I do not see a school or a riverbank,
only a thick jumble of tree trunks and branches
reaching to the heavens.
I peer into the darkness.
Slowly, my pupils widen and,
through the branches,
I see an old wooden door.
Like a house abandoned deep in the woods,
the school has been completely swallowed up
by wild growth.


The rear of the cemetery,
highest in elevation,
is shaded by tall trees.
In that cool shade, lichen spread themselves
over the headstones
like silver blue stars at home in their firmament.

I seek out the smallest markers
and struggle to read the inscriptions,
etched partly in Hebrew, partly in German.
Time has worn away the words that
mothers and fathers,
husbands and wives, brothers and sisters
left for eternity.

Here are two small markers set
side by side,
close to one another,
and apart from the others.
Could they have been for two newborns lost?
I place a small stone atop each one.

Whoever lies here,
I take you into my heart
as if you were my own.


Nancy Lefenfeld has, over the past two decades, conducted research on the subject of humanitarian resistance in France during the Shoah and has spoken and written extensively on the subject.

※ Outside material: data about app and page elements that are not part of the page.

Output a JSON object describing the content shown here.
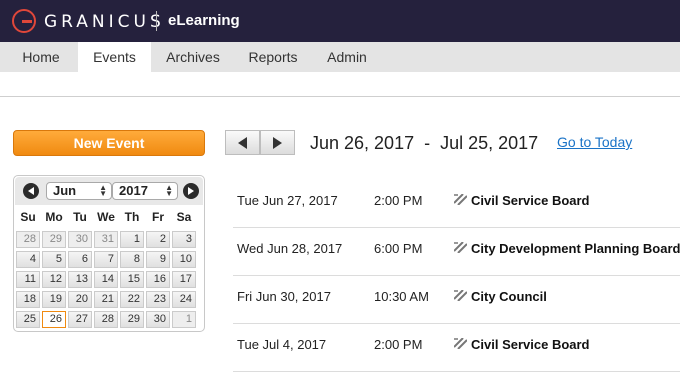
{
  "header": {
    "brand": "GRANICUS",
    "product": "eLearning"
  },
  "nav": {
    "tabs": [
      "Home",
      "Events",
      "Archives",
      "Reports",
      "Admin"
    ],
    "active": "Events"
  },
  "toolbar": {
    "new_event_label": "New Event",
    "date_range": "Jun 26, 2017  -  Jul 25, 2017",
    "go_to_today_label": "Go to Today"
  },
  "calendar": {
    "month": "Jun",
    "year": "2017",
    "weekdays": [
      "Su",
      "Mo",
      "Tu",
      "We",
      "Th",
      "Fr",
      "Sa"
    ],
    "weeks": [
      [
        "28",
        "29",
        "30",
        "31",
        "1",
        "2",
        "3"
      ],
      [
        "4",
        "5",
        "6",
        "7",
        "8",
        "9",
        "10"
      ],
      [
        "11",
        "12",
        "13",
        "14",
        "15",
        "16",
        "17"
      ],
      [
        "18",
        "19",
        "20",
        "21",
        "22",
        "23",
        "24"
      ],
      [
        "25",
        "26",
        "27",
        "28",
        "29",
        "30",
        "1"
      ]
    ],
    "today": "26"
  },
  "events": [
    {
      "date": "Tue Jun 27, 2017",
      "time": "2:00 PM",
      "title": "Civil Service Board"
    },
    {
      "date": "Wed Jun 28, 2017",
      "time": "6:00 PM",
      "title": "City Development Planning Board"
    },
    {
      "date": "Fri Jun 30, 2017",
      "time": "10:30 AM",
      "title": "City Council"
    },
    {
      "date": "Tue Jul 4, 2017",
      "time": "2:00 PM",
      "title": "Civil Service Board"
    }
  ],
  "colors": {
    "header_bg": "#25213d",
    "accent_orange": "#f08a10",
    "link_blue": "#1a73c7",
    "logo_red": "#e0473a"
  }
}
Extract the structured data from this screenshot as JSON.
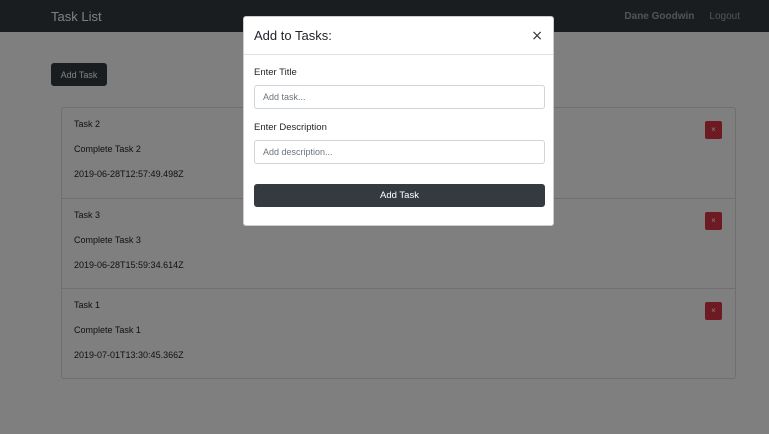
{
  "navbar": {
    "brand": "Task List",
    "user_name": "Dane Goodwin",
    "logout_label": "Logout"
  },
  "main": {
    "add_task_label": "Add Task",
    "tasks": [
      {
        "title": "Task 2",
        "description": "Complete Task 2",
        "date": "2019-06-28T12:57:49.498Z",
        "delete_label": "×"
      },
      {
        "title": "Task 3",
        "description": "Complete Task 3",
        "date": "2019-06-28T15:59:34.614Z",
        "delete_label": "×"
      },
      {
        "title": "Task 1",
        "description": "Complete Task 1",
        "date": "2019-07-01T13:30:45.366Z",
        "delete_label": "×"
      }
    ]
  },
  "modal": {
    "title": "Add to Tasks:",
    "close_label": "×",
    "title_label": "Enter Title",
    "title_placeholder": "Add task...",
    "title_value": "",
    "description_label": "Enter Description",
    "description_placeholder": "Add description...",
    "description_value": "",
    "submit_label": "Add Task"
  },
  "colors": {
    "navbar_bg": "#343a40",
    "danger": "#dc3545",
    "backdrop": "rgba(0,0,0,0.5)"
  }
}
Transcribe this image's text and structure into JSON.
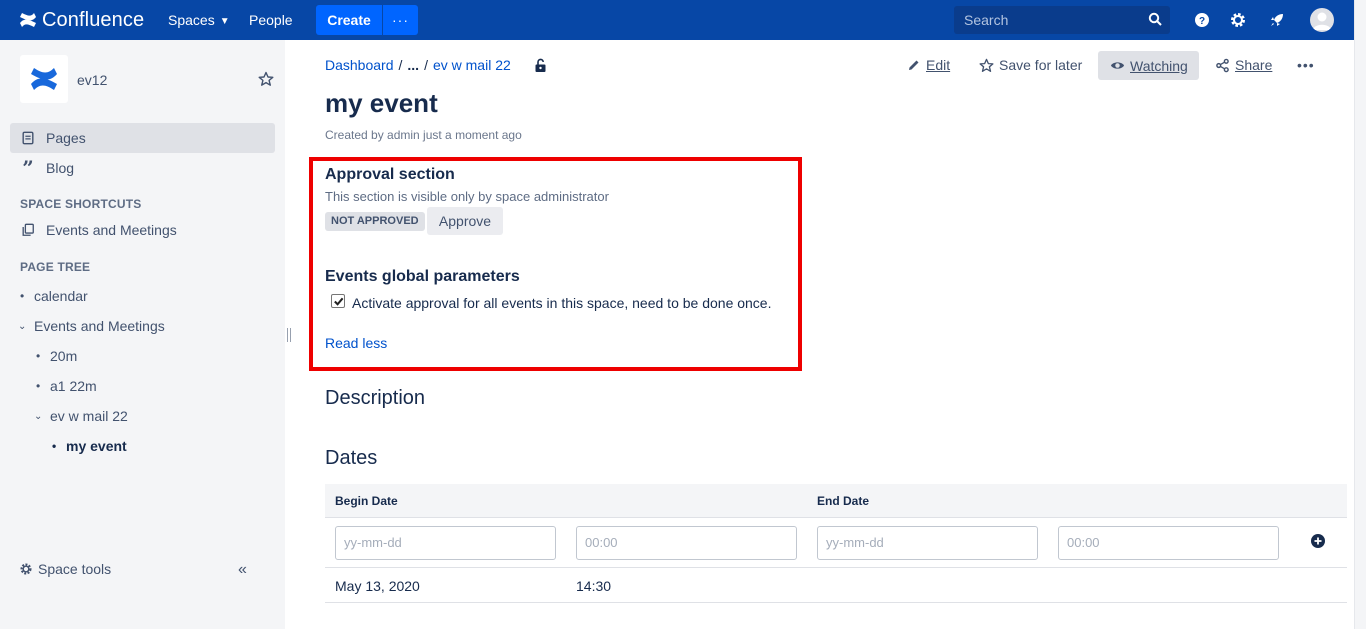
{
  "topnav": {
    "product": "Confluence",
    "spaces": "Spaces",
    "people": "People",
    "create": "Create",
    "more": "···",
    "search_placeholder": "Search"
  },
  "sidebar": {
    "space_name": "ev12",
    "items": [
      {
        "label": "Pages",
        "icon": "page-icon"
      },
      {
        "label": "Blog",
        "icon": "quote-icon"
      }
    ],
    "shortcuts_heading": "SPACE SHORTCUTS",
    "shortcut": "Events and Meetings",
    "tree_heading": "PAGE TREE",
    "tree": [
      "calendar",
      "Events and Meetings",
      "20m",
      "a1 22m",
      "ev w mail 22",
      "my event"
    ],
    "space_tools": "Space tools"
  },
  "breadcrumb": {
    "dashboard": "Dashboard",
    "ellipsis": "...",
    "parent": "ev w mail 22"
  },
  "actions": {
    "edit": "Edit",
    "save_for_later": "Save for later",
    "watching": "Watching",
    "share": "Share",
    "more": "•••"
  },
  "page": {
    "title": "my event",
    "byline": "Created by admin just a moment ago"
  },
  "approval": {
    "title": "Approval section",
    "subtitle": "This section is visible only by space administrator",
    "status": "NOT APPROVED",
    "approve": "Approve",
    "global_title": "Events global parameters",
    "checkbox_label": "Activate approval for all events in this space, need to be done once.",
    "checkbox_checked": true,
    "read_less": "Read less"
  },
  "sections": {
    "description": "Description",
    "dates": "Dates"
  },
  "dates_table": {
    "begin_header": "Begin Date",
    "end_header": "End Date",
    "date_placeholder": "yy-mm-dd",
    "time_placeholder": "00:00",
    "row": {
      "begin_date": "May 13, 2020",
      "begin_time": "14:30"
    }
  },
  "colors": {
    "nav": "#0747a6",
    "create": "#0065ff",
    "link": "#0052cc",
    "highlight": "#ee0000"
  }
}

A French translation of her work on the smuggling of Jewish children from France into Switzerland was published under the title Le Sort des Autres: Le sauvetage des enfants juifs à la frontière franco-suisse (L’Harmattan, 2016). She authored a chapter in Jewish Resistance Against the Nazis, edited by Patrick Henry (The Catholic University of America Press, 2014), and her articles have appeared in The Hidden Child and Prism: An Interdisciplinary Journal for Holocaust Educators.